--- START ---
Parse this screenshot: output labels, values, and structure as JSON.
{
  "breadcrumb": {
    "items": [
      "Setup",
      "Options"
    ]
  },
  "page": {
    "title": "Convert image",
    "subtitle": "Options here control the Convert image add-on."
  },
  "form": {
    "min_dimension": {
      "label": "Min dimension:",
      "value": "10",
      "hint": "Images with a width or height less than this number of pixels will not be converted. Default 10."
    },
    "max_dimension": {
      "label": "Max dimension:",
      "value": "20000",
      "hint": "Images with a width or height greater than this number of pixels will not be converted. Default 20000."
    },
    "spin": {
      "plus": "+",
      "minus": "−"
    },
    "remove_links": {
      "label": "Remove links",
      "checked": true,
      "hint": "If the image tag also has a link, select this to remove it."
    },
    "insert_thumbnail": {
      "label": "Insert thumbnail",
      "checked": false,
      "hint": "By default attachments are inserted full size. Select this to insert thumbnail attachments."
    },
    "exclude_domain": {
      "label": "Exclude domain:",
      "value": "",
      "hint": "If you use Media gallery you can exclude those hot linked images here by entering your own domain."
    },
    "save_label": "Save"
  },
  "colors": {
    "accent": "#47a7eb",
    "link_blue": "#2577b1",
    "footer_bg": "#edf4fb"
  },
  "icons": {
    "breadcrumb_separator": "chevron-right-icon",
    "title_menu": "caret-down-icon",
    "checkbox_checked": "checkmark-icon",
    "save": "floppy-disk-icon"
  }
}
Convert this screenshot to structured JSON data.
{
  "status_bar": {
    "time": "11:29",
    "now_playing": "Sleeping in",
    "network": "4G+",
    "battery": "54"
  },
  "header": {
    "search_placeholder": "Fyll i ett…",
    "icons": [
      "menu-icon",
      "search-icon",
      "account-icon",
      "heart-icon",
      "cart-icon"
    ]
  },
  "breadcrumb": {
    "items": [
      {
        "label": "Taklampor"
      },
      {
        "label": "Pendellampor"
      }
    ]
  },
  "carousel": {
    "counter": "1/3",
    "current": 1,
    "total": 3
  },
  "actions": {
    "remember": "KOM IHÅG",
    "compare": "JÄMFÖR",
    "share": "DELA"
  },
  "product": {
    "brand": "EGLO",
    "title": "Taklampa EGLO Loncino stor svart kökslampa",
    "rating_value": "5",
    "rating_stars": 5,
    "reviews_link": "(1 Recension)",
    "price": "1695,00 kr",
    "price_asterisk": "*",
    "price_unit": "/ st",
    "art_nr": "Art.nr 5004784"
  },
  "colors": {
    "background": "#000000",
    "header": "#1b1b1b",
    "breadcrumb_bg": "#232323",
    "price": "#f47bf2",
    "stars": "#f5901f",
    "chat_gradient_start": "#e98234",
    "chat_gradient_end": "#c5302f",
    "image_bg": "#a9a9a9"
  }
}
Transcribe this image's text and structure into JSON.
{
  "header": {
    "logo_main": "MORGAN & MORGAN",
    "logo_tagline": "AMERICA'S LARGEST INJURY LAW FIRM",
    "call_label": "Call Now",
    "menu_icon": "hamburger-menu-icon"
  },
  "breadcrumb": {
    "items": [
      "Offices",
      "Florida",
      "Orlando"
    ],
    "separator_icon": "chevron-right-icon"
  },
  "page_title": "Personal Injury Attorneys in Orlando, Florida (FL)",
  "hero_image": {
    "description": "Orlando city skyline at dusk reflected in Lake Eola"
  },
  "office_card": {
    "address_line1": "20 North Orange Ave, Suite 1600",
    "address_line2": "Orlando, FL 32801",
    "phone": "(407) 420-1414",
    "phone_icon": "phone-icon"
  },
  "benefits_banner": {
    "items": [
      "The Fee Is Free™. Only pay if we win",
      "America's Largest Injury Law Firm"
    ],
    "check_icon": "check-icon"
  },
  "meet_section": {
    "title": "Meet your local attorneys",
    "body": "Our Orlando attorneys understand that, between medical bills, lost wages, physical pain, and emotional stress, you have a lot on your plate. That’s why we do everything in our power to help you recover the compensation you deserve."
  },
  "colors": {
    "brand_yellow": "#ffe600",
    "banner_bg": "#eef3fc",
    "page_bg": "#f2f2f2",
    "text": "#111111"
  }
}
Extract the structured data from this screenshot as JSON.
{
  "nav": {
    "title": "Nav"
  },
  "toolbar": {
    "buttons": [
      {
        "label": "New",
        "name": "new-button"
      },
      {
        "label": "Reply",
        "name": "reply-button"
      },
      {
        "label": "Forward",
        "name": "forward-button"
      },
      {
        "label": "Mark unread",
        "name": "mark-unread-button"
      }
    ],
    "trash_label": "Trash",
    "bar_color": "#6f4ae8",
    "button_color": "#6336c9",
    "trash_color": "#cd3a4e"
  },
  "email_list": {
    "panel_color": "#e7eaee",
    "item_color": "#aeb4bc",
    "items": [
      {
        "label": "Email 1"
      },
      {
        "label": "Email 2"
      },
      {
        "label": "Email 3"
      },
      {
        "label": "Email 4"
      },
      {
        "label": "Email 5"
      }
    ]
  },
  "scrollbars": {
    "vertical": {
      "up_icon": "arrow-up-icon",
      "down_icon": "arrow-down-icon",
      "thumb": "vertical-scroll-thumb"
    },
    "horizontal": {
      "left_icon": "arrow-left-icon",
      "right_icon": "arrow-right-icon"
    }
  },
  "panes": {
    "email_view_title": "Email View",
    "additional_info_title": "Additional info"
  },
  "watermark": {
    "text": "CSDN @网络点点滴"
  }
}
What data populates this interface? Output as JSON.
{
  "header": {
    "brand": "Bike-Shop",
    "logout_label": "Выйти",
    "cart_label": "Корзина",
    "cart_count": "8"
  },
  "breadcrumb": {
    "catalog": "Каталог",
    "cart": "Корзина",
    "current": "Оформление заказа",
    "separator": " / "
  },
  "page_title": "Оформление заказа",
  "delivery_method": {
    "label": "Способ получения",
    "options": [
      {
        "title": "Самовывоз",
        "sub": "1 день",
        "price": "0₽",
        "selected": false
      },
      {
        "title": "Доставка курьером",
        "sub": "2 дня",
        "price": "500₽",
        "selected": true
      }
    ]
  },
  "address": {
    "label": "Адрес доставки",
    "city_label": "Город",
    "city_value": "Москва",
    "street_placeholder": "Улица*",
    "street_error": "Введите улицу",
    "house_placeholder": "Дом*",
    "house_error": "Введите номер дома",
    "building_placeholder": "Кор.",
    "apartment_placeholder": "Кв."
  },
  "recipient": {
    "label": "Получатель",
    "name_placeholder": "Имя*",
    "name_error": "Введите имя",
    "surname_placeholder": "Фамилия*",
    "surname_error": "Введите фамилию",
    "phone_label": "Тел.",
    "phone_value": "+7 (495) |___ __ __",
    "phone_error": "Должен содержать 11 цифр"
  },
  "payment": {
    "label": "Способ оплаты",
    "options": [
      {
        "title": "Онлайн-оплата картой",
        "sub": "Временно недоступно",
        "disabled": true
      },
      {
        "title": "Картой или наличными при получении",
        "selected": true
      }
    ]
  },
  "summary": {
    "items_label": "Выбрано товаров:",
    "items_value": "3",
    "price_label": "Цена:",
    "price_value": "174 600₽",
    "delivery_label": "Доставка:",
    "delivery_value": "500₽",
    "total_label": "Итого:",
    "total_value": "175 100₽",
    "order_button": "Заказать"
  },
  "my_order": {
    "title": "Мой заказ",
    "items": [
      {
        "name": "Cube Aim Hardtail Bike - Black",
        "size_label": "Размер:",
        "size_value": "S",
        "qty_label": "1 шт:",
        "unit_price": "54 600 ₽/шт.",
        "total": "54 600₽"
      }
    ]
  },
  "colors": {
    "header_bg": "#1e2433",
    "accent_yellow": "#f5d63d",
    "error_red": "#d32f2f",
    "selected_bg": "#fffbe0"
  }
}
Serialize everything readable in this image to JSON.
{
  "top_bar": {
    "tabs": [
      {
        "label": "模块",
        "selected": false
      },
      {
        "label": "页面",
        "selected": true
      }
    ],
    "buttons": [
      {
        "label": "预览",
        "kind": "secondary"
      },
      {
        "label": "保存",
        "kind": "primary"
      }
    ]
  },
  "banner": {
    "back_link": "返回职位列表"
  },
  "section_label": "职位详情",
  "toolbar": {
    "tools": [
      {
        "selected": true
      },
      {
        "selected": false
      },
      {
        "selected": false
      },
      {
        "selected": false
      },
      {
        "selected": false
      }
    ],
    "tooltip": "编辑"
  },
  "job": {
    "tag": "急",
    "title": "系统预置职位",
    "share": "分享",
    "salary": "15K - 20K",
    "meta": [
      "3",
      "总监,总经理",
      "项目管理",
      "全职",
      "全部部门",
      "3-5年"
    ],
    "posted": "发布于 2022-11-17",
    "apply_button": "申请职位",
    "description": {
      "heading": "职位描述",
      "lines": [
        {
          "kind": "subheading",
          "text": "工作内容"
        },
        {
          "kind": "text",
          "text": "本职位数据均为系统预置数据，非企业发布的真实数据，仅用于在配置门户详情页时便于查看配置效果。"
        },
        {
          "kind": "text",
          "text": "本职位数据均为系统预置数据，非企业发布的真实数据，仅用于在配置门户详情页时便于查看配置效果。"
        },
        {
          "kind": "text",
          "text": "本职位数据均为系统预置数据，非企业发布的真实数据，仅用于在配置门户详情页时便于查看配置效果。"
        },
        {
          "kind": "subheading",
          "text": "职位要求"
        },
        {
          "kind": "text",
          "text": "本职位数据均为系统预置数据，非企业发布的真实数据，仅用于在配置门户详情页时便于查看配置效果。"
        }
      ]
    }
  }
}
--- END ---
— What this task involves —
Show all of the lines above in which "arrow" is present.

— Your solution —
      "up_icon": "arrow-up-icon",
      "down_icon": "arrow-down-icon",
      "left_icon": "arrow-left-icon",
      "right_icon": "arrow-right-icon"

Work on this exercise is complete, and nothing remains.